To 'top it off', haha, I crack me up, I made a little card with some doodles to go with it, in which I have written some instructions on how to block it and wash it. That way, hopefully, she can enjoy it for a long time to come!

So now that this one is all done... I am at a loss for a new project. I would love to try and make a garment of some sort, maybe for the summer. Any suggestions?

8 May 2012

I'm a proud mama

Bird-update! It's been a while.

These two have been behaving so well lately! They've taken to preening our hair when we stick our head into the cage, they accept food from between our fingers when they're outside the cage, they're more relaxed outside the cage (well, mostly, apart from that one time that Anzu missed his landing and ended up in a tall vase. We had to tip the vase over before he realised what way was out.. Poor thing.), they have learned how to shred paper into longer and longer strips, which indicates that they're slowly leaning towards nesting behaviour...

We have had some scary, unpleasant moments too, though: Apart from that time that Anzu missed his landing (he was aiming for a roll of wrapping paper), the other day we let them fly loose for a while and then shut the cage again, but we forgot to close the top of the nesting box properly and Alar got out. I walked into the living room and she scared the living hell out of me, being on the other side of the room, all panicky, clinging to the curtains... However, we were able to lure her back to the right side of the room with nothing more than the wooden stick we use when we're playing with them outside the cage, so we got Al'ar back inside in no time at all.

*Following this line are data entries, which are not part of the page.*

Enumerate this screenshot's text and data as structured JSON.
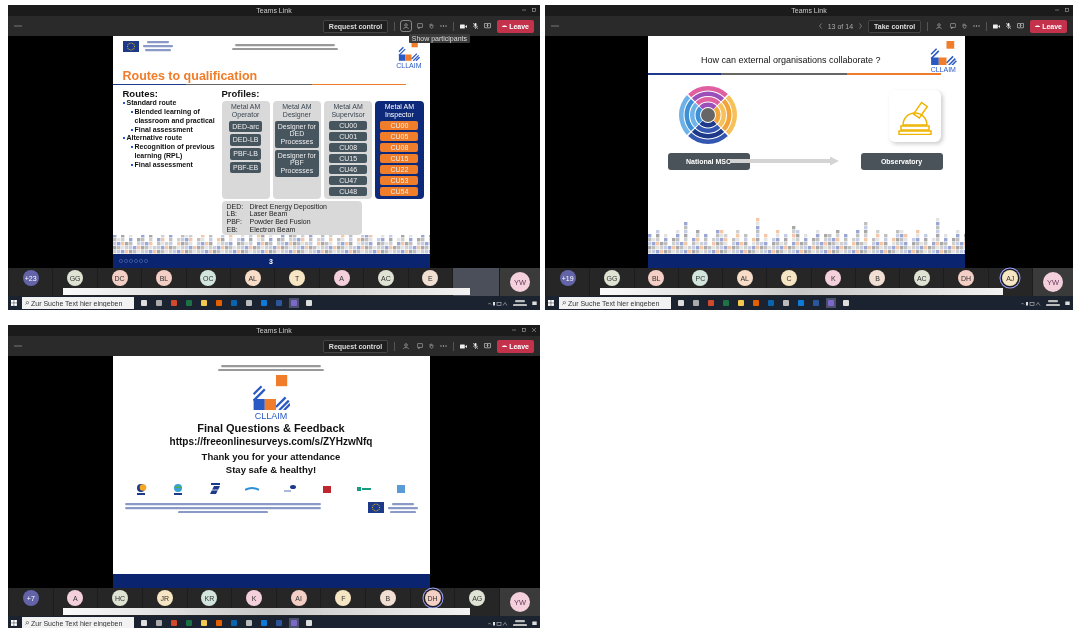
{
  "screens": [
    {
      "window_title": "Teams Link",
      "toolbar": {
        "control_button": "Request control",
        "tooltip": "Show participants",
        "leave_button": "Leave"
      },
      "slide": {
        "kind": "routes",
        "logo_text": "CLLAIM",
        "title": "Routes to qualification",
        "routes_heading": "Routes:",
        "routes": [
          {
            "text": "Standard route",
            "children": [
              {
                "text": "Blended learning of classroom and practical"
              },
              {
                "text": "Final assessment"
              }
            ]
          },
          {
            "text": "Alternative route",
            "children": [
              {
                "text": "Recognition of previous learning (RPL)"
              },
              {
                "text": "Final assessment"
              }
            ]
          }
        ],
        "profiles_heading": "Profiles:",
        "profiles": [
          {
            "title": "Metal AM Operator",
            "highlighted": false,
            "kind": "large",
            "items": [
              "DED-arc",
              "DED-LB",
              "PBF-LB",
              "PBF-EB"
            ]
          },
          {
            "title": "Metal AM Designer",
            "highlighted": false,
            "kind": "large",
            "items": [
              "Designer for DED Processes",
              "Designer for PBF Processes"
            ]
          },
          {
            "title": "Metal AM Supervisor",
            "highlighted": false,
            "kind": "small",
            "items": [
              "CU00",
              "CU01",
              "CU08",
              "CU15",
              "CU46",
              "CU47",
              "CU48"
            ]
          },
          {
            "title": "Metal AM Inspector",
            "highlighted": true,
            "kind": "small",
            "items": [
              "CU00",
              "CU05",
              "CU08",
              "CU15",
              "CU22",
              "CU53",
              "CU54"
            ]
          }
        ],
        "legend": [
          {
            "abbr": "DED:",
            "text": "Direct Energy Deposition"
          },
          {
            "abbr": "LB:",
            "text": "Laser Beam"
          },
          {
            "abbr": "PBF:",
            "text": "Powder Bed Fusion"
          },
          {
            "abbr": "EB:",
            "text": "Electron Beam"
          }
        ],
        "page_number": "3"
      },
      "video_tile": true,
      "participants": [
        {
          "initials": "+23",
          "color": "#6264a7",
          "speaking": false
        },
        {
          "initials": "GG",
          "color": "#dfe3d3",
          "speaking": false
        },
        {
          "initials": "DC",
          "color": "#f4cfc6",
          "speaking": false
        },
        {
          "initials": "BL",
          "color": "#f4cfc6",
          "speaking": false
        },
        {
          "initials": "OC",
          "color": "#d3e6de",
          "speaking": false
        },
        {
          "initials": "AL",
          "color": "#f7dcc8",
          "speaking": false
        },
        {
          "initials": "T",
          "color": "#f7e6c4",
          "speaking": false
        },
        {
          "initials": "A",
          "color": "#f4cfdc",
          "speaking": false
        },
        {
          "initials": "AC",
          "color": "#dfe3d3",
          "speaking": false
        },
        {
          "initials": "E",
          "color": "#f2dfd3",
          "speaking": false
        }
      ],
      "self_avatar": "YW",
      "taskbar": {
        "search_placeholder": "Zur Suche Text hier eingeben"
      }
    },
    {
      "window_title": "Teams Link",
      "toolbar": {
        "pager": "13 of 14",
        "control_button": "Take control",
        "leave_button": "Leave"
      },
      "slide": {
        "kind": "collaboration",
        "title": "How can external organisations collaborate ?",
        "logo_text": "CLLAIM",
        "from_box": "National MSC",
        "to_box": "Observatory"
      },
      "video_tile": false,
      "participants": [
        {
          "initials": "+19",
          "color": "#6264a7",
          "speaking": false
        },
        {
          "initials": "GG",
          "color": "#dfe3d3",
          "speaking": false
        },
        {
          "initials": "BL",
          "color": "#f4cfc6",
          "speaking": false
        },
        {
          "initials": "PC",
          "color": "#d3e6de",
          "speaking": false
        },
        {
          "initials": "AL",
          "color": "#f7dcc8",
          "speaking": false
        },
        {
          "initials": "C",
          "color": "#f7e6c4",
          "speaking": false
        },
        {
          "initials": "K",
          "color": "#f4cfdc",
          "speaking": false
        },
        {
          "initials": "B",
          "color": "#f2dfd3",
          "speaking": false
        },
        {
          "initials": "AC",
          "color": "#dfe3d3",
          "speaking": false
        },
        {
          "initials": "DH",
          "color": "#f4cfc6",
          "speaking": false
        },
        {
          "initials": "AJ",
          "color": "#f7e6c4",
          "speaking": true
        }
      ],
      "self_avatar": "YW",
      "taskbar": {
        "search_placeholder": "Zur Suche Text hier eingeben"
      }
    },
    {
      "window_title": "Teams Link",
      "toolbar": {
        "control_button": "Request control",
        "leave_button": "Leave"
      },
      "slide": {
        "kind": "closing",
        "logo_text": "CLLAIM",
        "heading": "Final Questions & Feedback",
        "link": "https://freeonlinesurveys.com/s/ZYHzwNfq",
        "thanks": "Thank you for your attendance",
        "farewell": "Stay safe & healthy!",
        "partners": [
          {
            "kind": "crescent"
          },
          {
            "kind": "globe"
          },
          {
            "kind": "stripes"
          },
          {
            "kind": "wave"
          },
          {
            "kind": "oval"
          },
          {
            "kind": "block"
          },
          {
            "kind": "square"
          },
          {
            "kind": "badge"
          }
        ]
      },
      "video_tile": false,
      "participants": [
        {
          "initials": "+7",
          "color": "#6264a7",
          "speaking": false
        },
        {
          "initials": "A",
          "color": "#f4cfdc",
          "speaking": false
        },
        {
          "initials": "HC",
          "color": "#dfe3d3",
          "speaking": false
        },
        {
          "initials": "JR",
          "color": "#f7e6c4",
          "speaking": false
        },
        {
          "initials": "KR",
          "color": "#d3e6de",
          "speaking": false
        },
        {
          "initials": "K",
          "color": "#f4cfdc",
          "speaking": false
        },
        {
          "initials": "AI",
          "color": "#f4cfc6",
          "speaking": false
        },
        {
          "initials": "F",
          "color": "#f7e6c4",
          "speaking": false
        },
        {
          "initials": "B",
          "color": "#f2dfd3",
          "speaking": false
        },
        {
          "initials": "DH",
          "color": "#f4cfc6",
          "speaking": true
        },
        {
          "initials": "AG",
          "color": "#dfe3d3",
          "speaking": false
        }
      ],
      "self_avatar": "YW",
      "taskbar": {
        "search_placeholder": "Zur Suche Text hier eingeben"
      }
    }
  ]
}
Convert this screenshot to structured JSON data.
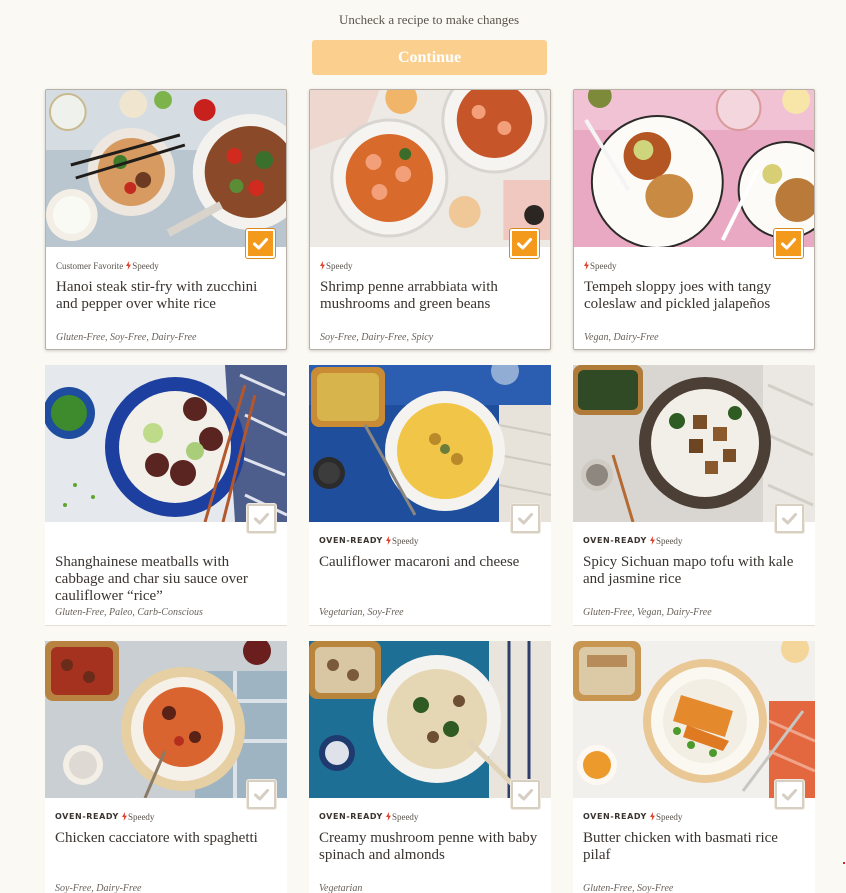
{
  "header": {
    "instruction": "Uncheck a recipe to make changes",
    "continue_label": "Continue"
  },
  "colors": {
    "accent": "#f39a1c",
    "continue_bg": "#fbd08e",
    "page_bg": "#fbf9f4",
    "speedy_red": "#e0402c"
  },
  "recipes": [
    {
      "title": "Hanoi steak stir-fry with zucchini and pepper over white rice",
      "tags": "Gluten-Free, Soy-Free, Dairy-Free",
      "badge_primary": "Customer Favorite",
      "badge_speedy": "Speedy",
      "selected": true
    },
    {
      "title": "Shrimp penne arrabbiata with mushrooms and green beans",
      "tags": "Soy-Free, Dairy-Free, Spicy",
      "badge_primary": "",
      "badge_speedy": "Speedy",
      "selected": true
    },
    {
      "title": "Tempeh sloppy joes with tangy coleslaw and pickled jalapeños",
      "tags": "Vegan, Dairy-Free",
      "badge_primary": "",
      "badge_speedy": "Speedy",
      "selected": true
    },
    {
      "title": "Shanghainese meatballs with cabbage and char siu sauce over cauliflower “rice”",
      "tags": "Gluten-Free, Paleo, Carb-Conscious",
      "badge_primary": "",
      "badge_speedy": "",
      "selected": false
    },
    {
      "title": "Cauliflower macaroni and cheese",
      "tags": "Vegetarian, Soy-Free",
      "badge_primary": "OVEN-READY",
      "badge_speedy": "Speedy",
      "selected": false
    },
    {
      "title": "Spicy Sichuan mapo tofu with kale and jasmine rice",
      "tags": "Gluten-Free, Vegan, Dairy-Free",
      "badge_primary": "OVEN-READY",
      "badge_speedy": "Speedy",
      "selected": false
    },
    {
      "title": "Chicken cacciatore with spaghetti",
      "tags": "Soy-Free, Dairy-Free",
      "badge_primary": "OVEN-READY",
      "badge_speedy": "Speedy",
      "selected": false
    },
    {
      "title": "Creamy mushroom penne with baby spinach and almonds",
      "tags": "Vegetarian",
      "badge_primary": "OVEN-READY",
      "badge_speedy": "Speedy",
      "selected": false
    },
    {
      "title": "Butter chicken with basmati rice pilaf",
      "tags": "Gluten-Free, Soy-Free",
      "badge_primary": "OVEN-READY",
      "badge_speedy": "Speedy",
      "selected": false
    }
  ]
}
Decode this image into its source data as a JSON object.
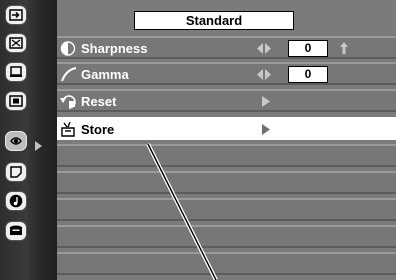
{
  "window": {
    "mode_label": "Standard"
  },
  "sidebar": {
    "icons": [
      {
        "name": "input-icon",
        "active": false
      },
      {
        "name": "computer-adjust-icon",
        "active": false
      },
      {
        "name": "image-select-icon",
        "active": false
      },
      {
        "name": "screen-icon",
        "active": false
      },
      {
        "name": "image-adjust-icon",
        "active": true
      },
      {
        "name": "setting-icon",
        "active": false
      },
      {
        "name": "sound-icon",
        "active": false
      },
      {
        "name": "information-icon",
        "active": false
      }
    ]
  },
  "menu": {
    "items": [
      {
        "label": "Sharpness",
        "icon": "sharpness-icon",
        "value": "0",
        "has_arrows": true,
        "has_up_arrow": true
      },
      {
        "label": "Gamma",
        "icon": "gamma-icon",
        "value": "0",
        "has_arrows": true,
        "has_up_arrow": false
      },
      {
        "label": "Reset",
        "icon": "reset-icon",
        "submenu": true
      },
      {
        "label": "Store",
        "icon": "store-icon",
        "submenu": true,
        "selected": true
      }
    ]
  },
  "colors": {
    "panel_bg": "#7b7b7b",
    "selected_bg": "#ffffff",
    "text": "#ffffff"
  }
}
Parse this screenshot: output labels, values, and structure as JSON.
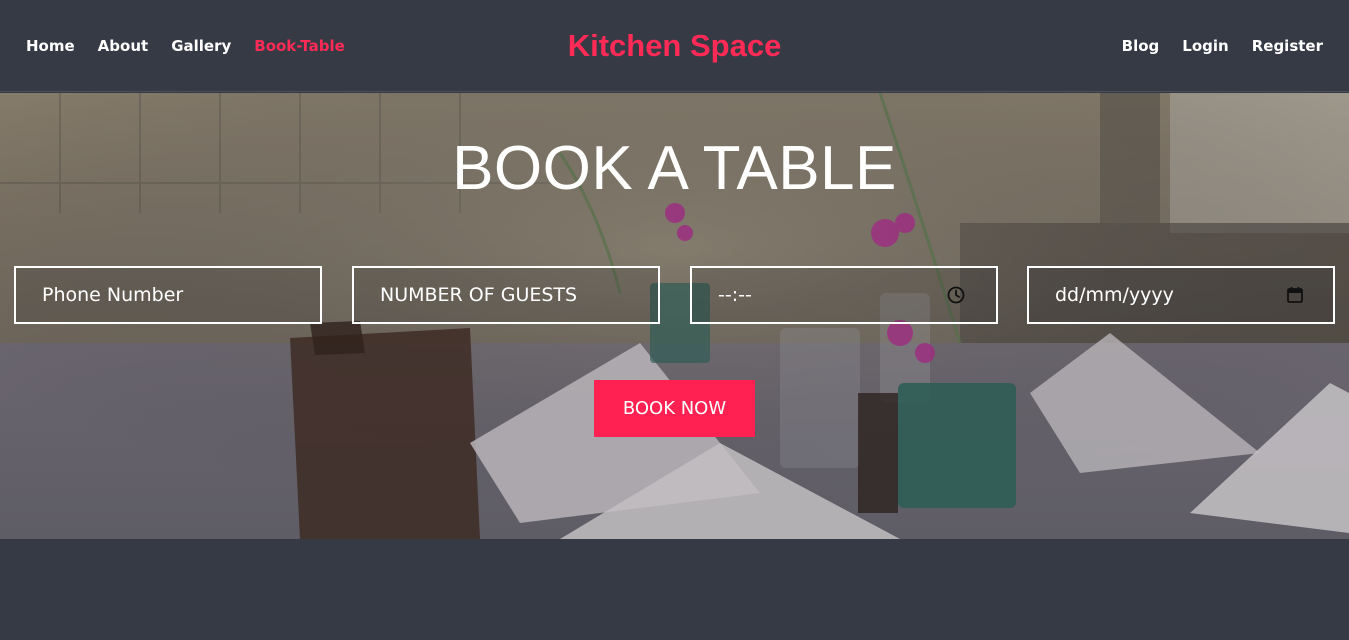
{
  "nav": {
    "left": [
      "Home",
      "About",
      "Gallery",
      "Book-Table"
    ],
    "active": "Book-Table",
    "right": [
      "Blog",
      "Login",
      "Register"
    ]
  },
  "brand": "Kitchen Space",
  "hero": {
    "title": "BOOK A TABLE",
    "phone_placeholder": "Phone Number",
    "guests_placeholder": "NUMBER OF GUESTS",
    "time_value": "--:--",
    "date_value": "dd/mm/yyyy",
    "button": "BOOK NOW"
  },
  "colors": {
    "accent": "#ff2a55",
    "background": "#353a45",
    "button": "#ff2151"
  },
  "icons": [
    "clock-icon",
    "calendar-icon"
  ]
}
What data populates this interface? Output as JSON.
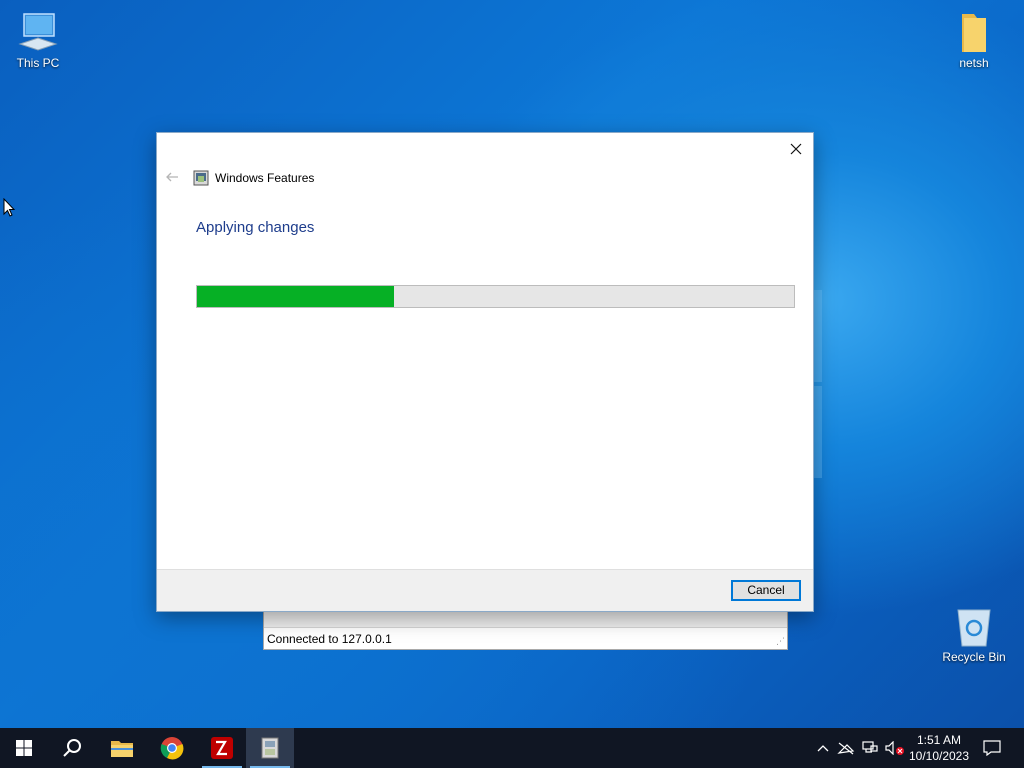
{
  "desktop": {
    "icons": [
      {
        "label": "This PC",
        "icon": "computer-icon"
      },
      {
        "label": "netsh",
        "icon": "folder-icon"
      },
      {
        "label": "Recycle Bin",
        "icon": "recycle-bin-icon"
      }
    ]
  },
  "background_window": {
    "status_text": "Connected to 127.0.0.1"
  },
  "dialog": {
    "title": "Windows Features",
    "heading": "Applying changes",
    "progress_fraction": 0.33,
    "progress_color": "#06b025",
    "cancel_label": "Cancel",
    "close_icon": "close-icon",
    "back_icon": "back-arrow-icon"
  },
  "taskbar": {
    "items": [
      {
        "name": "start",
        "icon": "windows-logo-icon"
      },
      {
        "name": "search",
        "icon": "search-icon"
      },
      {
        "name": "file-explorer",
        "icon": "folder-icon"
      },
      {
        "name": "chrome",
        "icon": "chrome-icon"
      },
      {
        "name": "filezilla",
        "icon": "filezilla-icon"
      },
      {
        "name": "windows-features",
        "icon": "windows-features-icon",
        "active": true
      }
    ],
    "tray": {
      "icons": [
        "chevron-up-icon",
        "network-disconnected-icon",
        "network-icon",
        "volume-muted-icon"
      ],
      "time": "1:51 AM",
      "date": "10/10/2023",
      "notification_icon": "notification-icon"
    }
  }
}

She's been much more outgoing since, though. It's pretty weird. Not that we're complaining, mind, just unexpected!

(I'm calling them him and her now, but we're still not sure what gender they are. Unless one starts laying eggs, I'm afraid we won't find out for a while, either! But I don't mind. )

7 May 2012

(almost) FO: Spring Ripple Scarf

An almost-FO? Yep! I'm going to need your help on this one, people.

Last week, I decided (during blog week, go me, as if I did not have enough to do already) to make a scarf for Mother's Day. I had been toying with this plan for a while because I was given a ball of Regia Extra Twist Merino Color in a swap and my mother had been dropping hints about how well the colours matched her coat. If you visited during Blog Week, you may have seen it feature in a few posts...

She wasn't very subtle about it, either. But hey, dropping hints about wanting to receive hand-made gifts doesn't make her a bad woman, it just means she's an enabler to my crafty hobbies.

So after much deliberation, I picked out a pattern, the Spring Ripple Scarf, ordered more of the same yarn (and crossed my fingers that there would be no distinct difference between the dye lots) and got to hooking the thing.

It's as long as it's going to be with 2 balls of yarn worked into it (and the final row was a real struggle to get done, I had about 3 cm. left after the last stitch and worked it into a really tight knot, so I hope it will just hold), but there's a lot of extra length still to be won from the blocking process and it really needs to be blocked, since it's a massive blob of wobbly wobbles right now. And I'm not even exaggerating.

So here's where you guys come in. I have only blocked a few items in my life, and the last time was the first time it actually worked out okay. So how would I go about blocking this puppy? It's a merino/nylon blend (it's sock yarn). What would you suggest is the best way to block this scarf so that it will maintain its shape? Do you have a favourite blocking method for this type of wool?